I just returned from my discipline’s big academic conference in San Francisco, and with the exception of my local students and faculty, no one had seen me or “met” the new me, even though they knew of my existence. So in a lot of ways, this large conference was a second coming out, one that involved embodiment and being, and one that paralleled last year’s conference.

You may recall that last April, I visited New Orleans to attend my field’s annual academic conference, and picked that moment to tell all my old professors, graduate student buddies, and other colleagues around the country about my impending transition. Last March and April were times of widespread disclosures about the facts of my situation and were designed to alert everyone as to what was about to happen. These comings out involved revealing knowledge to others, but I was still George (or sort of still George). When people found out, there were usually a few moments of disbelief or shock or looking around for a secret camera, followed by a slow recognition that this was a real thing that was happening, and that they were being asked to comprehend and process something very new and surprising.

In the months after last spring, I not only revealed the information about Joyce to others, but I became Joyce physically, living and embodying that knowledge, and slowly, through summer meetings, and get togethers with friends, faculty retreats, and student advising, I slowly became Joyce and the knowledge that people had of my transition became the being of my transition.

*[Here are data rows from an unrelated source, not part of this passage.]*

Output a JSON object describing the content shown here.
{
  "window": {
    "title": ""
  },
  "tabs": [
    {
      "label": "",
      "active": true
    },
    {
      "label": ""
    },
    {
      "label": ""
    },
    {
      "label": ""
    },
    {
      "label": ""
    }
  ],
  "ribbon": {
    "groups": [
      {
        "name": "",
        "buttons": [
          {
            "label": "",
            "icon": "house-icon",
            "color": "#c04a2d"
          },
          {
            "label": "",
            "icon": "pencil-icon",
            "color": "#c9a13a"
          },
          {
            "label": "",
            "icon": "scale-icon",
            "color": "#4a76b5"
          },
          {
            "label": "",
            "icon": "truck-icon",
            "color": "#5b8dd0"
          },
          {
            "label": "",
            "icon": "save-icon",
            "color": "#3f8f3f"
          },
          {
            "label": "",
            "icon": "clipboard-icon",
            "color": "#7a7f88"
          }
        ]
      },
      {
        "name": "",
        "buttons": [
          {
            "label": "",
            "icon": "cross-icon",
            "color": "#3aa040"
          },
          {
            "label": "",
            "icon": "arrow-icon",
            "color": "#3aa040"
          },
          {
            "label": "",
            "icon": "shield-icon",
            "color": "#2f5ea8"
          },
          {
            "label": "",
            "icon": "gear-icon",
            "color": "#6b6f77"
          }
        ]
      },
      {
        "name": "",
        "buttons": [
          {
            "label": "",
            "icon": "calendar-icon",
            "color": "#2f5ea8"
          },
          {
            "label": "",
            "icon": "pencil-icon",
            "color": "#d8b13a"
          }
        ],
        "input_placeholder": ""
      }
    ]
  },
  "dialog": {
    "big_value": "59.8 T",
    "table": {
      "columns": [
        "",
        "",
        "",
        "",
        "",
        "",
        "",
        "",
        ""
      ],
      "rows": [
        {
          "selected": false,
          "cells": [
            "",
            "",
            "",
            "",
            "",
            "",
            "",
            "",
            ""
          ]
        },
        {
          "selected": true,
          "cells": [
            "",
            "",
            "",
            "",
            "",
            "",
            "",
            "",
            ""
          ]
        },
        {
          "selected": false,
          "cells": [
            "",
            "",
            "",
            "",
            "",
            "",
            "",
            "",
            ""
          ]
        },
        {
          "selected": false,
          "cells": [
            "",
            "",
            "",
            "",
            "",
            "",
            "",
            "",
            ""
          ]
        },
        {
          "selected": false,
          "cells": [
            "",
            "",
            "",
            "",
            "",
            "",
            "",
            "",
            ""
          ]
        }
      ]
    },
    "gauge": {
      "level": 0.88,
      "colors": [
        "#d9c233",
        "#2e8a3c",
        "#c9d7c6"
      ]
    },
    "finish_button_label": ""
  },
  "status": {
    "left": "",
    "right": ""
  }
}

At this year’s conference, I realized that until I revealed my name tag or said my name (i.e. Hi, I’m Joyce, used to be George), I could travel incognito around the conference, around some of my oldest and dearest friends. While that surprised me initially, I realize that there is a big, big difference in knowing the facts of something and experiencing them in the flesh. In fact, I’m pretty sure that even after chatting with an old friend, my “true” identity didn’t sink in until much later.

As such, I began to see these two conferences, a year apart, as defining two kinds of coming out, one epistemological (dealing with knowledge) and the other ontological (dealing with being). I know they are two different kinds of coming out because as I met colleagues who “knew” the facts of George’s transition into Joyce, there was still this shock of recognition when they put 2 and 2 together upon meeting, studying my name badge and realizing just who they were seeing. Just like last year, this year’s meetings involved fluttering eyes, brain obviously crackling with contradictory information, stammering, and finally, after a brain reboot, a gracious and cordial “how to you do?”

What’s this like? I had been so comfortable being Joyce for almost a year that having to meet all these new people was a bit startling to me. But remembering the difficulties of my local colleagues and my sister and my family a year ago, I realized that this second sort of coming out is very important for people who used to know me. Mentally, it must be difficult to have George tell you he’s changing sex and to replace his images in your mind’s eye with something different. The knowledge of this impending event doesn’t displace all the memory holders in your brain, doesn’t provide you with any scaffolding upon which to build a new mental model of Joyce. Sure, the facts do provide you with critical information, but it’s information that exists in a void, in unembodied space. It’s like reading about what to expect when you visit Athens and not really “getting it” until you’ve actually been in the city for a couple of days.